> **Directions**: In the data below, which lines hold "JSON"? Copy every one.
┏━━
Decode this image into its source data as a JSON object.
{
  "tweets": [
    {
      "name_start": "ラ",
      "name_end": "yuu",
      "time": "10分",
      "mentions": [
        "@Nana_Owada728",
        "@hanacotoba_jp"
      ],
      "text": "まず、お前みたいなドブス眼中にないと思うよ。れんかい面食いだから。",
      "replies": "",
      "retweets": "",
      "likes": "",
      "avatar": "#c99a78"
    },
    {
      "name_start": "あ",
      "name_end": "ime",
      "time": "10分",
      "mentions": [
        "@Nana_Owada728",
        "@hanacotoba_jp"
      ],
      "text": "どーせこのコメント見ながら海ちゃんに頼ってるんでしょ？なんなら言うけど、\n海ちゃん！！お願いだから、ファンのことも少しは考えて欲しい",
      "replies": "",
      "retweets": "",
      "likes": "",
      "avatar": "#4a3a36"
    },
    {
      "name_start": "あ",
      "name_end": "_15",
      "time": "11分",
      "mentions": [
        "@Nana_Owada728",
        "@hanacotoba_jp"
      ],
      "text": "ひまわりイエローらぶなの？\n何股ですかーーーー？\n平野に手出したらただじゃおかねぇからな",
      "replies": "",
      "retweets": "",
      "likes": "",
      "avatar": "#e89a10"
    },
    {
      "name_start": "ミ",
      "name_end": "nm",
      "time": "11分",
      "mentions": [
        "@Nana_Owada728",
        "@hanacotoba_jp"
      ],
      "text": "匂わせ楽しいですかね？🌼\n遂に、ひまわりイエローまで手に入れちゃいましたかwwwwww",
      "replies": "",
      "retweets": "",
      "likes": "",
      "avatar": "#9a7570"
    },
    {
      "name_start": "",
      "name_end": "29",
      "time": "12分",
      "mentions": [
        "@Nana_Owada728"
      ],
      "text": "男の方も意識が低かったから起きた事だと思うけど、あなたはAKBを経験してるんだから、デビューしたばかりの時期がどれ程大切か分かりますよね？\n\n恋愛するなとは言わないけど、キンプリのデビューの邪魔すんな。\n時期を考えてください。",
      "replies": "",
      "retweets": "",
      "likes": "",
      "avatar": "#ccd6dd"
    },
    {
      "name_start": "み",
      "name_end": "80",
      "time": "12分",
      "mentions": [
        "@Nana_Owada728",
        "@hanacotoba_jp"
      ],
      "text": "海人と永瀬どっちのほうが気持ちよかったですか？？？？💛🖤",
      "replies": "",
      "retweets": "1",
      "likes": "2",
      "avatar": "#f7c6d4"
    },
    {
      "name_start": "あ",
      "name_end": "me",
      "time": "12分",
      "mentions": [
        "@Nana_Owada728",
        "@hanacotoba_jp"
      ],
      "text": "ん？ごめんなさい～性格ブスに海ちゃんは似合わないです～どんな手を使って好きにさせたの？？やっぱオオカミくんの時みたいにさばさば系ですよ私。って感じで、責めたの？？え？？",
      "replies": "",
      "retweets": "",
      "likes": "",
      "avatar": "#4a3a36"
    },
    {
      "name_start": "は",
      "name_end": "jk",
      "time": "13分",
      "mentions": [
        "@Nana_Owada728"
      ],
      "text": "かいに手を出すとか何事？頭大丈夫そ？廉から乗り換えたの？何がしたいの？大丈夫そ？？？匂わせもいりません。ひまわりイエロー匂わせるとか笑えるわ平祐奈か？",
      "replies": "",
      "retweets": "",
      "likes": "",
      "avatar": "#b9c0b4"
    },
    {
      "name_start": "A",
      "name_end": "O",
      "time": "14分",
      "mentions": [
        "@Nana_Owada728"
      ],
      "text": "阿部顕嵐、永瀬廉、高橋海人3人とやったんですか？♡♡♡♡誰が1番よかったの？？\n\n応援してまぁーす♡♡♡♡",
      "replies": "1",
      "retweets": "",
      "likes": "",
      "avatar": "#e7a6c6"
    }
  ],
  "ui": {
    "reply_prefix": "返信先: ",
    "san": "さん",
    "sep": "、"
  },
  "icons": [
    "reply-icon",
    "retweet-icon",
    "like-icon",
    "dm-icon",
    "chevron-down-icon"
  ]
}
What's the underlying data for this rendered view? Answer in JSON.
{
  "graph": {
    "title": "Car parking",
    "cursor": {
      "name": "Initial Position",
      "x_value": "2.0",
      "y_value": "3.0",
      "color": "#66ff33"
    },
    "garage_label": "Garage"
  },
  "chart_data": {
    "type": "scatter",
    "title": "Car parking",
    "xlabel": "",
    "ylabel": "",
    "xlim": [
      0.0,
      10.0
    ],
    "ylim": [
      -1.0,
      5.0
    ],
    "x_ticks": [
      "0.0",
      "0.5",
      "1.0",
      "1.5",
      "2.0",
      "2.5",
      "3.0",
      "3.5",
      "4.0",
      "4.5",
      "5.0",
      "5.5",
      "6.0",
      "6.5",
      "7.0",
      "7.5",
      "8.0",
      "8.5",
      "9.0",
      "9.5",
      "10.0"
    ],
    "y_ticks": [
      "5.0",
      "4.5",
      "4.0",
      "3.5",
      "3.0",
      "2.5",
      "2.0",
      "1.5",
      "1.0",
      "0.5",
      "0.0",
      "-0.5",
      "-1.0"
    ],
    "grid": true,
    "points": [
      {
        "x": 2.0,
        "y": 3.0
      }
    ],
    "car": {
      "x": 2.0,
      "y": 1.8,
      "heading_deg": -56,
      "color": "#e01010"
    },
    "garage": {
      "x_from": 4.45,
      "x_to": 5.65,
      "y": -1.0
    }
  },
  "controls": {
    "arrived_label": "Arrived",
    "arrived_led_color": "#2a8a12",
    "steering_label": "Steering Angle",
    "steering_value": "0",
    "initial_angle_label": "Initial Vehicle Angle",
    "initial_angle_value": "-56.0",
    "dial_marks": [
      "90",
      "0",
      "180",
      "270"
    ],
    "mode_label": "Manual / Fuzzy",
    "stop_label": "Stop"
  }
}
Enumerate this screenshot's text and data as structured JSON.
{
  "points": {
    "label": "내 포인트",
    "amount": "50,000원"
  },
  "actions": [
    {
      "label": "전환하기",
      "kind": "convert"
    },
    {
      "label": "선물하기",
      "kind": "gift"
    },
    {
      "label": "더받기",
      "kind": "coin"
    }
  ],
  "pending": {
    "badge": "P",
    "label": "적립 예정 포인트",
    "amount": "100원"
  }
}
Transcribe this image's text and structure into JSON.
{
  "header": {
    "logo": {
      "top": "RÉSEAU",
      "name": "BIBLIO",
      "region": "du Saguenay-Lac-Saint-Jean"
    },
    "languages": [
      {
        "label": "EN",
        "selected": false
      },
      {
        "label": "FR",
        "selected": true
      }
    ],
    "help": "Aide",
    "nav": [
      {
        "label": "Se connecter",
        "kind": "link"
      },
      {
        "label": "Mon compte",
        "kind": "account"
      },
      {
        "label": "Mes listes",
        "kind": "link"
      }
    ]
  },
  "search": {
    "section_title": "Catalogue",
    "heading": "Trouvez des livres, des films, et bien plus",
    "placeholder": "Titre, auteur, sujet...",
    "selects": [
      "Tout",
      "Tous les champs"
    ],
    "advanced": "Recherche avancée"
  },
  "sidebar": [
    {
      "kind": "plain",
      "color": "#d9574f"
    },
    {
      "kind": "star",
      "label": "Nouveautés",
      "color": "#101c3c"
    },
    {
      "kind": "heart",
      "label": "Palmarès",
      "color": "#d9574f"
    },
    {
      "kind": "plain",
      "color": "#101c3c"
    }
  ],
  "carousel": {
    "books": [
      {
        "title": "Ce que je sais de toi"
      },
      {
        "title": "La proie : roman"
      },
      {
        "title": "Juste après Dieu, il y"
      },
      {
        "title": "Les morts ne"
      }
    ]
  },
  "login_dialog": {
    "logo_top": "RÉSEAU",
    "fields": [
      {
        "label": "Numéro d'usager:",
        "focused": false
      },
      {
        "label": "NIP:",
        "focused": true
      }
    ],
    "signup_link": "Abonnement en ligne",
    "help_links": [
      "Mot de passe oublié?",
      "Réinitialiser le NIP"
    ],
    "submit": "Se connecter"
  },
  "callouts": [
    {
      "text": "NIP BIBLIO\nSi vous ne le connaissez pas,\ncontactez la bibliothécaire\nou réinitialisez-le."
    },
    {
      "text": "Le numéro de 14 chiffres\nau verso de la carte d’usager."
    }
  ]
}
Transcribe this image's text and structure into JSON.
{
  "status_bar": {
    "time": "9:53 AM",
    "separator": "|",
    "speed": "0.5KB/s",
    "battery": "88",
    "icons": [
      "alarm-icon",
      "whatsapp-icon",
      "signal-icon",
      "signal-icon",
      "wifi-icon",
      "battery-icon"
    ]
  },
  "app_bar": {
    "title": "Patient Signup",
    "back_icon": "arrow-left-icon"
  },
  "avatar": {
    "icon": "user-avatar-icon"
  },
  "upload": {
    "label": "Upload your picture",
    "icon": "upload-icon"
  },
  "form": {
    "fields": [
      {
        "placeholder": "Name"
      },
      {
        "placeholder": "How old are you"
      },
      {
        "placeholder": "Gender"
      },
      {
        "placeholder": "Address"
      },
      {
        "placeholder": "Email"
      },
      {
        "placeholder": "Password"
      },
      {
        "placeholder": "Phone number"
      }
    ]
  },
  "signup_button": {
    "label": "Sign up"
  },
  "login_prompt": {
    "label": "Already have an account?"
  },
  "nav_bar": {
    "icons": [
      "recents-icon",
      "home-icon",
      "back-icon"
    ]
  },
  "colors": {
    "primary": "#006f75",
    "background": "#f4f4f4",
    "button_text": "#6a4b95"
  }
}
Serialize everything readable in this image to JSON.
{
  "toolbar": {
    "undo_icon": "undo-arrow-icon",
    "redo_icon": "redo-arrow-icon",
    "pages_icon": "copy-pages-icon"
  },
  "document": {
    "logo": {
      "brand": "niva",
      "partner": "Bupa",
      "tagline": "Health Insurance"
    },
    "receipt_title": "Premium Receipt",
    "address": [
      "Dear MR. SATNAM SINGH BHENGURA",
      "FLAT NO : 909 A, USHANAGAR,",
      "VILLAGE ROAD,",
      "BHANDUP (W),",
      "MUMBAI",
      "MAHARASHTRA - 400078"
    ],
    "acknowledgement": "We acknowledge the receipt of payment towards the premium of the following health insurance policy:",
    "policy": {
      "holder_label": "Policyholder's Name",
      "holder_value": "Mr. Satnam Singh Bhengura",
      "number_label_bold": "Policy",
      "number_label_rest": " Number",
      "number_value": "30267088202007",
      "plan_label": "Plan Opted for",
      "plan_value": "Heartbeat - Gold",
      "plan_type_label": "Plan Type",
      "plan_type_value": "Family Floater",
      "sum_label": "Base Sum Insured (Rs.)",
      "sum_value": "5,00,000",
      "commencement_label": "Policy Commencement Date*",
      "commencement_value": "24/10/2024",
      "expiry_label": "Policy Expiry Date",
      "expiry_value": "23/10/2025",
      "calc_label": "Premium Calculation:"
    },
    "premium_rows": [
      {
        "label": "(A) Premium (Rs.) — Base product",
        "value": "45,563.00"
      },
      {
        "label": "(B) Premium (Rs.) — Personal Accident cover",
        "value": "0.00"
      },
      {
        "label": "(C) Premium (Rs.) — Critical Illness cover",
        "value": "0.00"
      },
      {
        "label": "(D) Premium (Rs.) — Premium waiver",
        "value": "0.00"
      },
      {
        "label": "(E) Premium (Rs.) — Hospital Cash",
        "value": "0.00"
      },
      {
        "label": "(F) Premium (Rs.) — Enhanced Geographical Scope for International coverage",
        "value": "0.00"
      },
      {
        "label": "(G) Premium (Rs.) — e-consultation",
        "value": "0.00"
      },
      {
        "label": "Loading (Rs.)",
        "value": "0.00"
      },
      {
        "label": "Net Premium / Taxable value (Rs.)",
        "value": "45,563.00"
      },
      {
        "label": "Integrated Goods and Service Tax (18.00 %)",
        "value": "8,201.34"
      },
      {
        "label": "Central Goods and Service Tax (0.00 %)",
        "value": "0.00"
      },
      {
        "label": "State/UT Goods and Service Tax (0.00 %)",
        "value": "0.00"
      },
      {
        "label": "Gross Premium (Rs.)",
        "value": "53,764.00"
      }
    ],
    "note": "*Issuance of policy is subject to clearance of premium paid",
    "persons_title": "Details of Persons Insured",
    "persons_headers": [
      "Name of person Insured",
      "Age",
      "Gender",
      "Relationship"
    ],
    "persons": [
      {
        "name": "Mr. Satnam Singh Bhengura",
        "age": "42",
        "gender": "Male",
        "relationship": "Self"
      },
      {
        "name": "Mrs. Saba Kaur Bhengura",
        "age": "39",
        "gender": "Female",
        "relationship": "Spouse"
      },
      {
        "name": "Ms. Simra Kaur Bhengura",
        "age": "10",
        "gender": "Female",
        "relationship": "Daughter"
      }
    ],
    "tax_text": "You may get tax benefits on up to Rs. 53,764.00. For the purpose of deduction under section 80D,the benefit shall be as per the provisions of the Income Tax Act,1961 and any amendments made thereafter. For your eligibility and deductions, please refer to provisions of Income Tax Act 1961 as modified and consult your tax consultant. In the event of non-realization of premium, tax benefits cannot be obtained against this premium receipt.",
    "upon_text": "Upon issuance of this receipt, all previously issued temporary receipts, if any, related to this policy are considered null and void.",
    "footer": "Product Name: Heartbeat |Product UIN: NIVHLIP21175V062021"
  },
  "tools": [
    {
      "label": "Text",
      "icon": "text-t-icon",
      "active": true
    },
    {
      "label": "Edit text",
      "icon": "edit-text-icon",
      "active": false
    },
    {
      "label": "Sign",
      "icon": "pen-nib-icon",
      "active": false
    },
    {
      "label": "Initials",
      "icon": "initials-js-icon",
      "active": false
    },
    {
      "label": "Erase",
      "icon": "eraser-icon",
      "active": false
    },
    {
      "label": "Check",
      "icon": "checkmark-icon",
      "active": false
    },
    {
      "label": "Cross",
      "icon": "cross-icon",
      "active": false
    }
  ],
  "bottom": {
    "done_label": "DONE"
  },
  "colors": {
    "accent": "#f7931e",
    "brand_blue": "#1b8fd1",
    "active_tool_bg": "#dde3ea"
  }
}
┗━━
> **Solution to the problem**:
Decode this image into its source data as a JSON object.
What's the underlying data for this rendered view? Answer in JSON.
Enumerate this screenshot's text and data as structured JSON.
Transcribe this image's text and structure into JSON.
Transcribe this image's text and structure into JSON.
Serialize everything readable in this image to JSON.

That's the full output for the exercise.